AbstractSense of Coherence consists of 3 dimensions; comprehensibility, manageability and meaningfulness and Hardiness consists of dimensions; control, challenge and commitment. These are considered to be personal approaches to life which increase resilience, both improving and prolonging health. They have been widely accepted by the psychological community and used in both clinical and occupational settings. Despite their wide appeal however, there appear to be considerable questions surrounding their validity.
The validity and clinical utility of these 2 questionnaires was examined in relation to personality using the Eysenck Personality' Inventory and to psychological well-being using the General Health Questionnaire 12 -item version.
Data were collected from university students, Open University students, and a group of men from mixed occupational backgrounds such as Social Services, Police, National Health Service. These were examined using correlational statistics, differences, distributions, non-linear relationships, and Confirmatory Factor Analysis.
Findings suggested that personality may be a confounding variable in the measurement of the these constructs and that this may explain the relationship with psychological health. Sex differences were also found in the scores and were considered as a possible extraneous variable in interpretation of findings which are based on mixed sex data. The factor structure of each questionnaire was found to be inconsistent with those proposed by the original authors and it was recommended that the measures should not be used clinically in their present form.

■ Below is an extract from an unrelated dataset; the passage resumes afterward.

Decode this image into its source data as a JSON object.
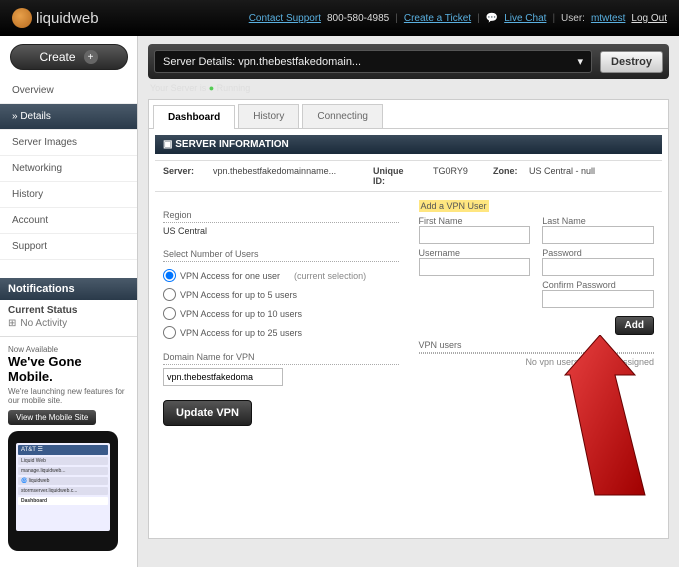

|Date of Award||Aug 1999|
|Supervisor||Malcolm Cook (Supervisor)|
Investigation into the elements contributing to the constructs of sense of coherence and hardiness with particular reference to clinical utility
Gibson, L. (Author). Aug 1999
Student thesis: Doctoral Thesis